Whom to believe? Oscar Guerrero runs PaloMayombe.com, a website with articles and translations of Palo texts that were previously unavailable in English. He sees himself as one of the few dissenting voices in the misinformation being spread about Palo. "I think [Couto] is giving Palo a bad and misinformed name," says the salesman, whose parents pushed him toward Palo when he was caught tagging graffiti as a kid on the Upper East Side of New York City. "He's pulling out a dog and saying, 'Look at the little puppy,' and pulling people's heartstrings."
Guerrero explains paleros sacrifice only fowl and goats, and only in dire circumstances, such as when someone is dying and needs serious intervention from the ancestors.
Excepting emergencies, prendas need to be fed blood once a year, on the anniversary of their creation. "It's definitely not an everyday thing," he adds. Human remains are occasionally used, but they can be purchased online. The bones that are used are important to the spirits who inhabit the clay pots because they attract ancestors, he says.
Of course, Palo can be used in a negative fashion, he explains, describing a hypothetical situation in which someone comes to him seeking refuge from an abusive boyfriend. A palero wouldn't tell the spirit occupying his prenda what to do, but rather to intervene for the desperate woman seeking his help.

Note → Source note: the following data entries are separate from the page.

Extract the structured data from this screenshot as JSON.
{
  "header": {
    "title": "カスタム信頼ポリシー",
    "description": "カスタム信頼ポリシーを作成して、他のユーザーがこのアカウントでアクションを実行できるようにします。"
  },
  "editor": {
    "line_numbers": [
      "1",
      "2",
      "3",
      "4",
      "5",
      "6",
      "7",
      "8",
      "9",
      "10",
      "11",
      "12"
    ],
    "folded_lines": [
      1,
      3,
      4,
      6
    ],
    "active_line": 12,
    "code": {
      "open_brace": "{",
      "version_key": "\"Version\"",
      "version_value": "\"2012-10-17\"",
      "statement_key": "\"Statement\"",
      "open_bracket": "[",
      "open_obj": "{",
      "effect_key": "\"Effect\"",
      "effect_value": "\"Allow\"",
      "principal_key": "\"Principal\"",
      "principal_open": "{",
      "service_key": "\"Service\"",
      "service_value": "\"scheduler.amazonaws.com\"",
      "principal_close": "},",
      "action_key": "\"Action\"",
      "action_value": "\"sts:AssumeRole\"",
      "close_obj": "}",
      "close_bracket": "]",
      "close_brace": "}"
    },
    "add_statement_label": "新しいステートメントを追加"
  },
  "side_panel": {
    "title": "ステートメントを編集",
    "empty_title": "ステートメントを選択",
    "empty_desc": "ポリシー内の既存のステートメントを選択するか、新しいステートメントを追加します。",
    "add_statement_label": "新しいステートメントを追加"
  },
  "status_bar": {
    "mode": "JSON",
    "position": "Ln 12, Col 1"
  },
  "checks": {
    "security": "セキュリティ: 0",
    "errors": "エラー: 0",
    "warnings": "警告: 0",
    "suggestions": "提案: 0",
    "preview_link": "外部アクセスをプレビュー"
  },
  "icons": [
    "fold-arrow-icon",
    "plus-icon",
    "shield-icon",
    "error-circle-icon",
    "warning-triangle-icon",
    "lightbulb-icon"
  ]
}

Now, if the jerk gets hit by a car, is that morally right or wrong? "I'm not telling [the ancestor] how to take care of it, just to take care of it.
"The worst type of harm can always be done by a palero," he adds.
But he insists Palo is part of a beautiful, rich tradition that can be used to heal. Violence, however, is never advocated. There is still a fight for recognition and visibility, though. "There are still many people afraid to say this is what they practice, this is what they believe," he says. "Paleros are everywhere, but they're just afraid to come out into the light."